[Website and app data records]
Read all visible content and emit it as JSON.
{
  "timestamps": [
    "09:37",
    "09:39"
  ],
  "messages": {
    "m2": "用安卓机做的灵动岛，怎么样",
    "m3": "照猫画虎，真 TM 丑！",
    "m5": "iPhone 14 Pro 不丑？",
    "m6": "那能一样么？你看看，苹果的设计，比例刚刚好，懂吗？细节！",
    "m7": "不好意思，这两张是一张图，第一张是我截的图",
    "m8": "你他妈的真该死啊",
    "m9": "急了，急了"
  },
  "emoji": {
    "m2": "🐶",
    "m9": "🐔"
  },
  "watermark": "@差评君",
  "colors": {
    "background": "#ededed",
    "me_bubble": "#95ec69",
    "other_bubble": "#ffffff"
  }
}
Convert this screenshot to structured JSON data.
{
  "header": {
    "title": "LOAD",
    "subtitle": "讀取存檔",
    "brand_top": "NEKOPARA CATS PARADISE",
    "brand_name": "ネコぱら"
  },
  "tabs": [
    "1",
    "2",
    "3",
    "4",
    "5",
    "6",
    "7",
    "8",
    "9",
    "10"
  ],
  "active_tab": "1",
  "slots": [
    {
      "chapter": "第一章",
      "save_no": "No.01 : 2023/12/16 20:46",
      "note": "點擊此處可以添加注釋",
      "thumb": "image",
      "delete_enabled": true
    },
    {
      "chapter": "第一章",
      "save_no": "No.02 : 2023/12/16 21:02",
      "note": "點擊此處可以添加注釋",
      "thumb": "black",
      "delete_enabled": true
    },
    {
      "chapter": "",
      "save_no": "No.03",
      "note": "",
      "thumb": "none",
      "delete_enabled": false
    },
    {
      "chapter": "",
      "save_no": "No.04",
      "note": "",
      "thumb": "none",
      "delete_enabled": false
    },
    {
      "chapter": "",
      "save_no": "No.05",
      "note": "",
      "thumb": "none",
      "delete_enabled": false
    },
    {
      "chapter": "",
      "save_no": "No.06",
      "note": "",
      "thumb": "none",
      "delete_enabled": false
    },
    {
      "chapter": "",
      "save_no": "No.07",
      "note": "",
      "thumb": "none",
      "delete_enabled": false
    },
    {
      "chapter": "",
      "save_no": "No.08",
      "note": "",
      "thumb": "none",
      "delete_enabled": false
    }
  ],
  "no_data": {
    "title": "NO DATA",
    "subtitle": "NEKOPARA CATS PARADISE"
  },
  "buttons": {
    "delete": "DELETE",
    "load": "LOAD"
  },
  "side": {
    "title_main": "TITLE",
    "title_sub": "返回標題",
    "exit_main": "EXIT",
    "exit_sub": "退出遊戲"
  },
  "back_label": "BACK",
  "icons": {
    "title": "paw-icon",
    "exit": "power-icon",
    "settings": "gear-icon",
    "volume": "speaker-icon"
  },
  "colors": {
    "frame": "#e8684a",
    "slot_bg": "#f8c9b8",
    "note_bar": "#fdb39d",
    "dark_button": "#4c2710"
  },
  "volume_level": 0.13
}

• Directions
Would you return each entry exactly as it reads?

• Output for this exercise
Read all visible content and emit it as JSON.
{
  "timestamps": [
    "09:37",
    "09:39"
  ],
  "messages": {
    "m2": "用安卓机做的灵动岛，怎么样",
    "m3": "照猫画虎，真 TM 丑！",
    "m5": "iPhone 14 Pro 不丑？",
    "m6": "那能一样么？你看看，苹果的设计，比例刚刚好，懂吗？细节！",
    "m7": "不好意思，这两张是一张图，第一张是我截的图",
    "m8": "你他妈的真该死啊",
    "m9": "急了，急了"
  },
  "emoji": {
    "m2": "🐶",
    "m9": "🐔"
  },
  "watermark": "@差评君",
  "colors": {
    "background": "#ededed",
    "me_bubble": "#95ec69",
    "other_bubble": "#ffffff"
  }
}
Convert this screenshot to structured JSON data.
{
  "header": {
    "title": "LOAD",
    "subtitle": "讀取存檔",
    "brand_top": "NEKOPARA CATS PARADISE",
    "brand_name": "ネコぱら"
  },
  "tabs": [
    "1",
    "2",
    "3",
    "4",
    "5",
    "6",
    "7",
    "8",
    "9",
    "10"
  ],
  "active_tab": "1",
  "slots": [
    {
      "chapter": "第一章",
      "save_no": "No.01 : 2023/12/16 20:46",
      "note": "點擊此處可以添加注釋",
      "thumb": "image",
      "delete_enabled": true
    },
    {
      "chapter": "第一章",
      "save_no": "No.02 : 2023/12/16 21:02",
      "note": "點擊此處可以添加注釋",
      "thumb": "black",
      "delete_enabled": true
    },
    {
      "chapter": "",
      "save_no": "No.03",
      "note": "",
      "thumb": "none",
      "delete_enabled": false
    },
    {
      "chapter": "",
      "save_no": "No.04",
      "note": "",
      "thumb": "none",
      "delete_enabled": false
    },
    {
      "chapter": "",
      "save_no": "No.05",
      "note": "",
      "thumb": "none",
      "delete_enabled": false
    },
    {
      "chapter": "",
      "save_no": "No.06",
      "note": "",
      "thumb": "none",
      "delete_enabled": false
    },
    {
      "chapter": "",
      "save_no": "No.07",
      "note": "",
      "thumb": "none",
      "delete_enabled": false
    },
    {
      "chapter": "",
      "save_no": "No.08",
      "note": "",
      "thumb": "none",
      "delete_enabled": false
    }
  ],
  "no_data": {
    "title": "NO DATA",
    "subtitle": "NEKOPARA CATS PARADISE"
  },
  "buttons": {
    "delete": "DELETE",
    "load": "LOAD"
  },
  "side": {
    "title_main": "TITLE",
    "title_sub": "返回標題",
    "exit_main": "EXIT",
    "exit_sub": "退出遊戲"
  },
  "back_label": "BACK",
  "icons": {
    "title": "paw-icon",
    "exit": "power-icon",
    "settings": "gear-icon",
    "volume": "speaker-icon"
  },
  "colors": {
    "frame": "#e8684a",
    "slot_bg": "#f8c9b8",
    "note_bar": "#fdb39d",
    "dark_button": "#4c2710"
  },
  "volume_level": 0.13
}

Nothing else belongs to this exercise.